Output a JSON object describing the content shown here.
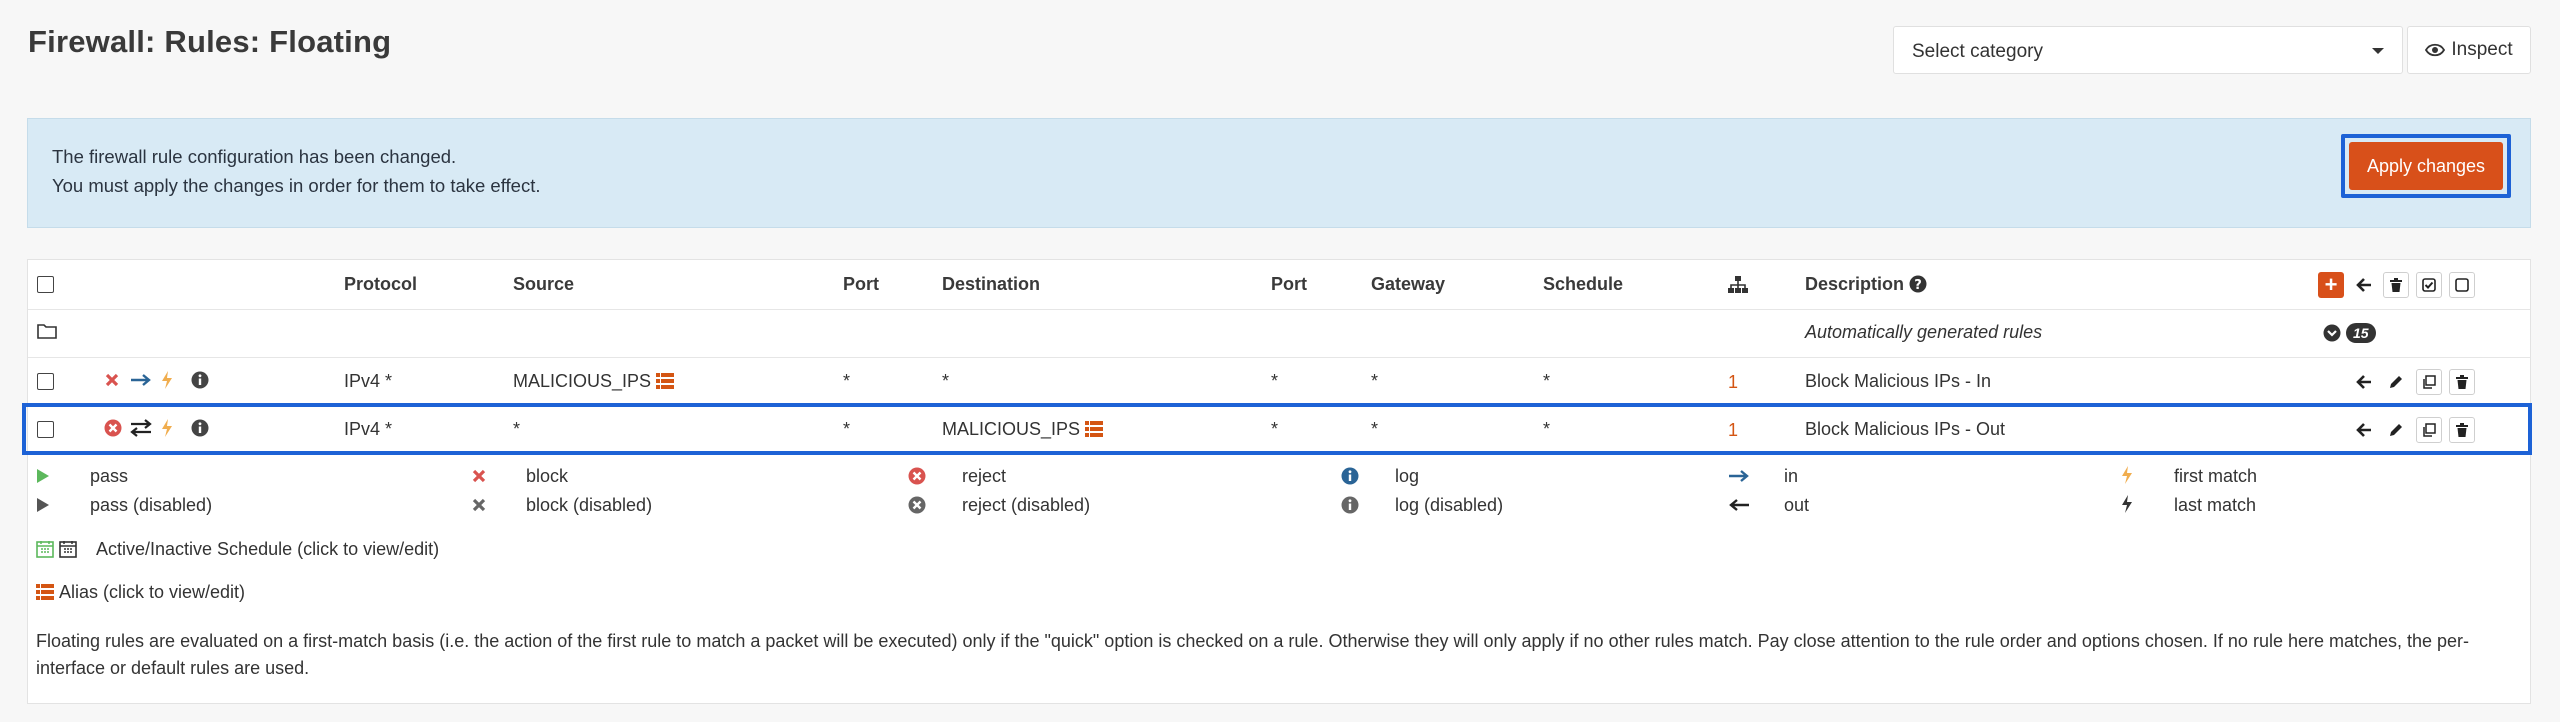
{
  "header": {
    "title": "Firewall: Rules: Floating",
    "category_select": "Select category",
    "inspect_label": "Inspect"
  },
  "alert": {
    "line1": "The firewall rule configuration has been changed.",
    "line2": "You must apply the changes in order for them to take effect.",
    "apply_label": "Apply changes"
  },
  "table": {
    "headers": {
      "protocol": "Protocol",
      "source": "Source",
      "port": "Port",
      "destination": "Destination",
      "port2": "Port",
      "gateway": "Gateway",
      "schedule": "Schedule",
      "description": "Description"
    },
    "auto_rules": {
      "label": "Automatically generated rules",
      "count": "15"
    },
    "rows": [
      {
        "protocol": "IPv4 *",
        "source": "MALICIOUS_IPS",
        "port": "*",
        "destination": "*",
        "port2": "*",
        "gateway": "*",
        "schedule": "*",
        "evaluations": "1",
        "description": "Block Malicious IPs - In"
      },
      {
        "protocol": "IPv4 *",
        "source": "*",
        "port": "*",
        "destination": "MALICIOUS_IPS",
        "port2": "*",
        "gateway": "*",
        "schedule": "*",
        "evaluations": "1",
        "description": "Block Malicious IPs - Out"
      }
    ]
  },
  "legend": {
    "pass": "pass",
    "pass_disabled": "pass (disabled)",
    "block": "block",
    "block_disabled": "block (disabled)",
    "reject": "reject",
    "reject_disabled": "reject (disabled)",
    "log": "log",
    "log_disabled": "log (disabled)",
    "in": "in",
    "out": "out",
    "first_match": "first match",
    "last_match": "last match",
    "schedule": "Active/Inactive Schedule (click to view/edit)",
    "alias": "Alias (click to view/edit)"
  },
  "footer_text": "Floating rules are evaluated on a first-match basis (i.e. the action of the first rule to match a packet will be executed) only if the \"quick\" option is checked on a rule. Otherwise they will only apply if no other rules match. Pay close attention to the rule order and options chosen. If no rule here matches, the per-interface or default rules are used.",
  "colors": {
    "accent": "#d8501a",
    "highlight": "#1d62d6",
    "alert_bg": "#d8eaf5",
    "block_red": "#d9534f",
    "pass_green": "#5cb85c",
    "arrow_blue": "#2a6496"
  }
}
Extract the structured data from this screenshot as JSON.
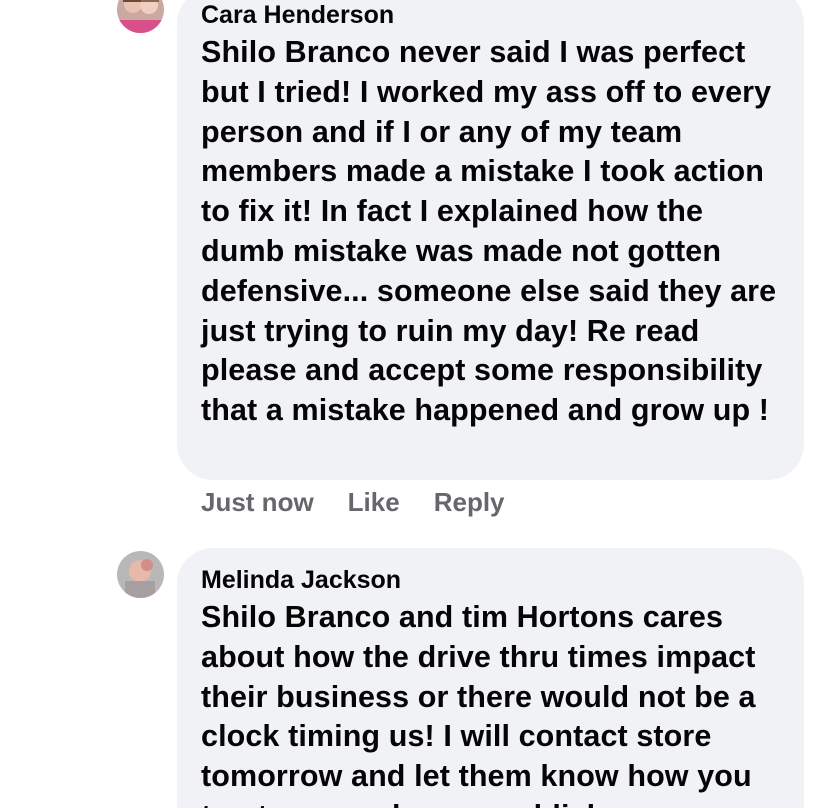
{
  "comments": [
    {
      "author": "Cara Henderson",
      "mention": "Shilo Branco",
      "text": " never said I was perfect but I tried!  I worked my ass off to every person and if I or any of my team members made a mistake I took action to fix it! In fact I explained how the dumb mistake was made not gotten defensive... someone else said they are just trying to ruin my day!  Re read please and accept some responsibility that a mistake happened and grow up !",
      "timestamp": "Just now",
      "like_label": "Like",
      "reply_label": "Reply"
    },
    {
      "author": "Melinda Jackson",
      "mention": "Shilo Branco",
      "text": " and tim Hortons cares about how the drive thru times impact their business or there would not be a clock timing us!  I will contact store tomorrow and let them know how you treat my employees publicly",
      "timestamp": "",
      "like_label": "",
      "reply_label": ""
    }
  ],
  "colors": {
    "bubble": "#f0f2f5",
    "text": "#050505",
    "secondary": "#65676b"
  }
}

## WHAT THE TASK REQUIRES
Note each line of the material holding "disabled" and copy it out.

## SOLUTION FOR THIS EXERCISE
    "pass_disabled": "pass (disabled)",
    "block_disabled": "block (disabled)",
    "reject_disabled": "reject (disabled)",
    "log_disabled": "log (disabled)",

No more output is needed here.